__WORK TO BE COMPLETED__: Among the entries below, count the lines that contain the word "JSON". Write down only the total.

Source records
================
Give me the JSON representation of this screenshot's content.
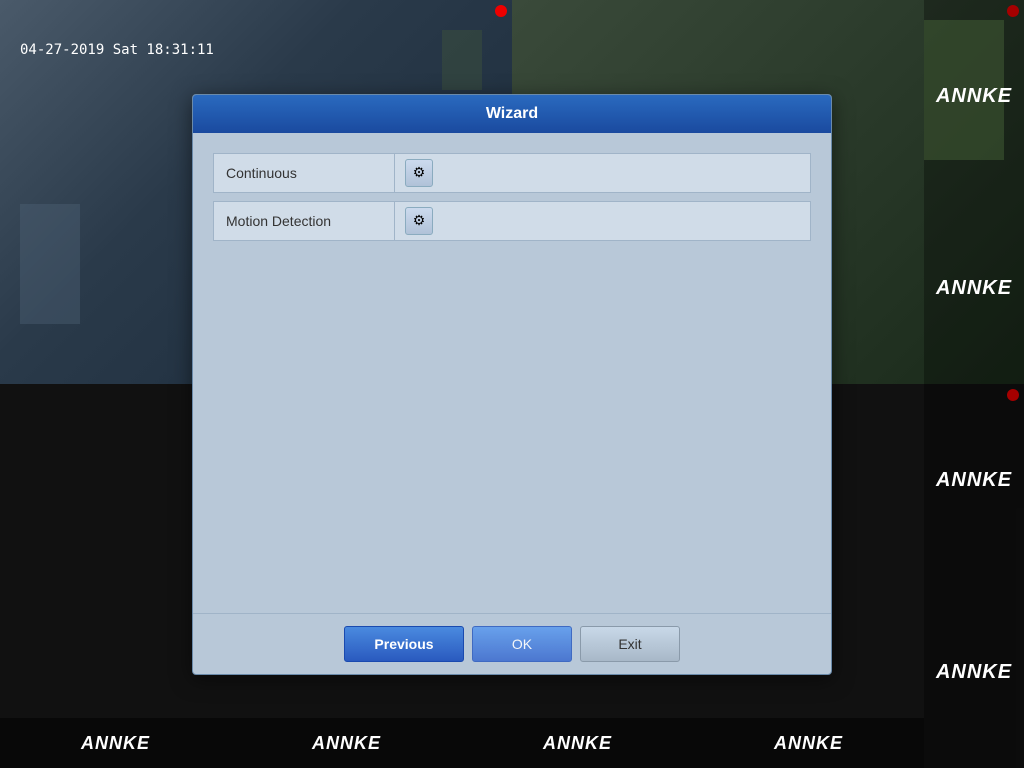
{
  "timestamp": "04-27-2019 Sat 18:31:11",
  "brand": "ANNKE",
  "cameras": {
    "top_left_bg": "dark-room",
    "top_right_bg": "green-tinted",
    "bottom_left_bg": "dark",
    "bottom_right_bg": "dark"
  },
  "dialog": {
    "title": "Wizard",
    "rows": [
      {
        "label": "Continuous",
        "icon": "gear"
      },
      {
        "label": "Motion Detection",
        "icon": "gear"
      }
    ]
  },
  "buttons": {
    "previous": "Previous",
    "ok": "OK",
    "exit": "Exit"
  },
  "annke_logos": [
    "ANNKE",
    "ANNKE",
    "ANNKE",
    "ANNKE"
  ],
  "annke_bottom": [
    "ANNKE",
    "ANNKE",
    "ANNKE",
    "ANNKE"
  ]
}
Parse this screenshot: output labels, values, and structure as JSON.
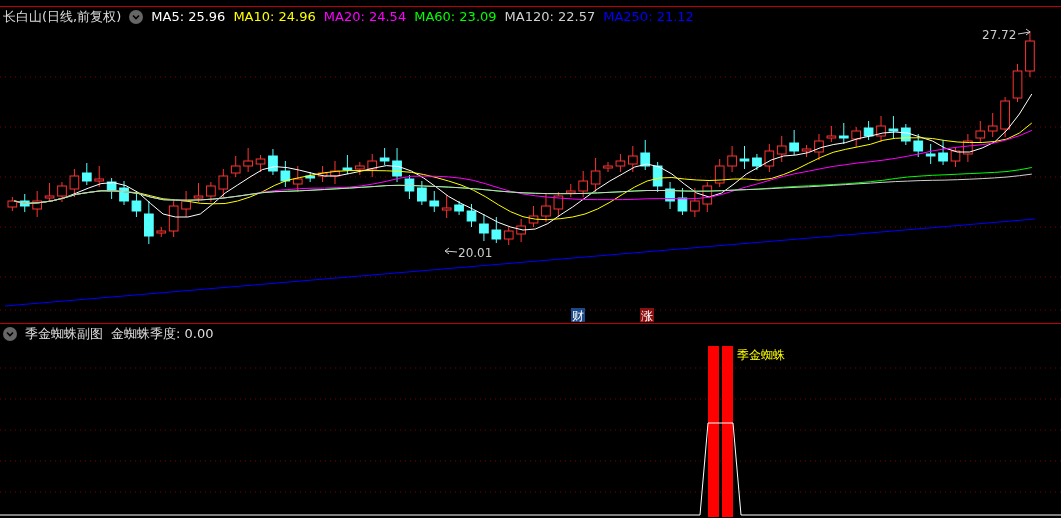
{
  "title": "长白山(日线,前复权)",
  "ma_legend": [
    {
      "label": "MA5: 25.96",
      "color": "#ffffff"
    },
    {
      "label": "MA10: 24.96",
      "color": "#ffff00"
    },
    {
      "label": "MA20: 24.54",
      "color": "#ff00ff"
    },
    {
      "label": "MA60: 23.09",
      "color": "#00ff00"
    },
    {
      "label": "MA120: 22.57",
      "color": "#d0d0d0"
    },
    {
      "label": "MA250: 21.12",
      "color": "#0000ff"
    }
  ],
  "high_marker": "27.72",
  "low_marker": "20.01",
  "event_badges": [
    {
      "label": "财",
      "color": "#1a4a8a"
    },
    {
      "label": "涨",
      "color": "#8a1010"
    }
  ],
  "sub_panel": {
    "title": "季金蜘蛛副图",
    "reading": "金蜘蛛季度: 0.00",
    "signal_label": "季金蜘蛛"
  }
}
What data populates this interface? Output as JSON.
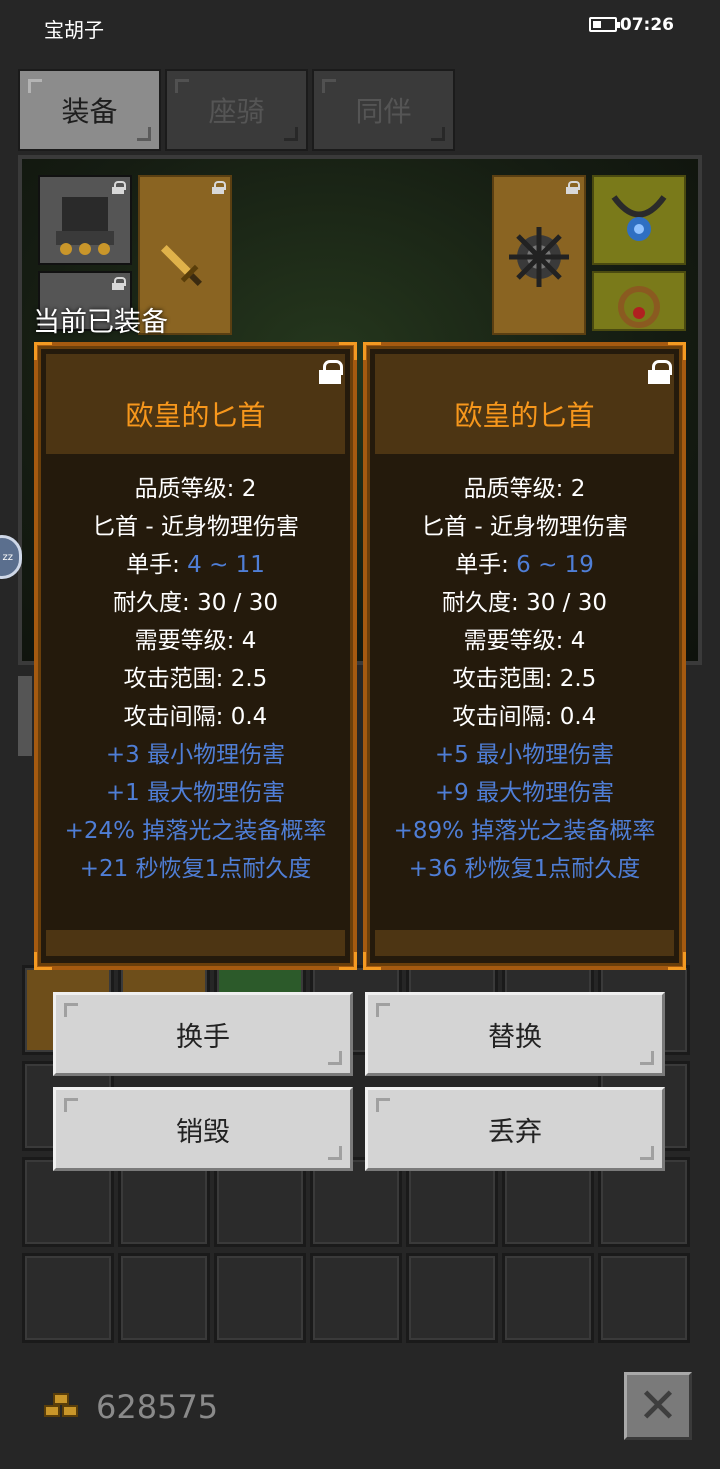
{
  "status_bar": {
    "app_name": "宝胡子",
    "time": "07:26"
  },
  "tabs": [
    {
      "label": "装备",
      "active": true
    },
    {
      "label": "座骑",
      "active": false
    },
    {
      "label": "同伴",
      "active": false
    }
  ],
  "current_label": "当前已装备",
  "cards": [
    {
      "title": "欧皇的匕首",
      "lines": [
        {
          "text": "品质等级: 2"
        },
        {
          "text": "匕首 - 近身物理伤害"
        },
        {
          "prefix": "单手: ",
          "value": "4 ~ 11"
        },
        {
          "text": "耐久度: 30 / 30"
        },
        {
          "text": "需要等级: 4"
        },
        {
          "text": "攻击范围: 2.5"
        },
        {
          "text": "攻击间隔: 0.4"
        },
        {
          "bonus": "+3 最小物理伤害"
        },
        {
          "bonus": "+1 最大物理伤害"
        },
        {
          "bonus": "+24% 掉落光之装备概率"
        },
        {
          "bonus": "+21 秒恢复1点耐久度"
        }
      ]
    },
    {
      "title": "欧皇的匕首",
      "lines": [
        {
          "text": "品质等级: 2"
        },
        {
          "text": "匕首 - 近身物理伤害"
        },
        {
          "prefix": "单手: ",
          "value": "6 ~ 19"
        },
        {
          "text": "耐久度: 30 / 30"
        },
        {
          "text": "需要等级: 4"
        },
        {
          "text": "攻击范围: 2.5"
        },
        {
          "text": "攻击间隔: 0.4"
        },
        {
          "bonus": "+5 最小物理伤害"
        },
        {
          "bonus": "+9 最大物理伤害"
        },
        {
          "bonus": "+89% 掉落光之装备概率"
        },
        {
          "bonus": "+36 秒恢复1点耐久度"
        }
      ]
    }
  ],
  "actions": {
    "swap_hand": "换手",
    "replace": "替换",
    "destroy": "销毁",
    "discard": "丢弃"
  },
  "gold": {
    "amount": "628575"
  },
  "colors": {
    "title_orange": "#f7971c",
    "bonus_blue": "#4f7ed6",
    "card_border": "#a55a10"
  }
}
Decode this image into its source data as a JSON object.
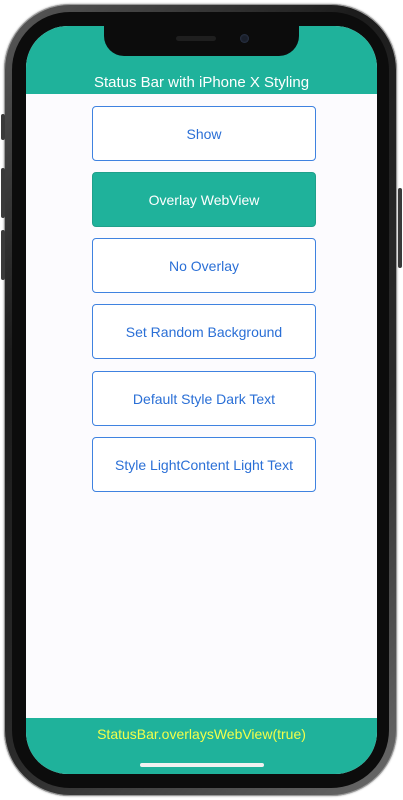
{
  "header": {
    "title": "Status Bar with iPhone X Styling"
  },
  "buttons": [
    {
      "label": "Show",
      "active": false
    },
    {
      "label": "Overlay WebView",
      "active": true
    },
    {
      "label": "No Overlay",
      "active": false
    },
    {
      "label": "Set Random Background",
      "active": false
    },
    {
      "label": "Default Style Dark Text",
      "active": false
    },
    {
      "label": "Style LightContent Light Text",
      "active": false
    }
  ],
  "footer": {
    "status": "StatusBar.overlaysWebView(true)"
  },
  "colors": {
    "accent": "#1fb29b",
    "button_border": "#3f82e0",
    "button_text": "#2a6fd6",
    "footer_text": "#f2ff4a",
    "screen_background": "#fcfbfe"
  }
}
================
__SOLUTION TO THIS PROBLEM__: 4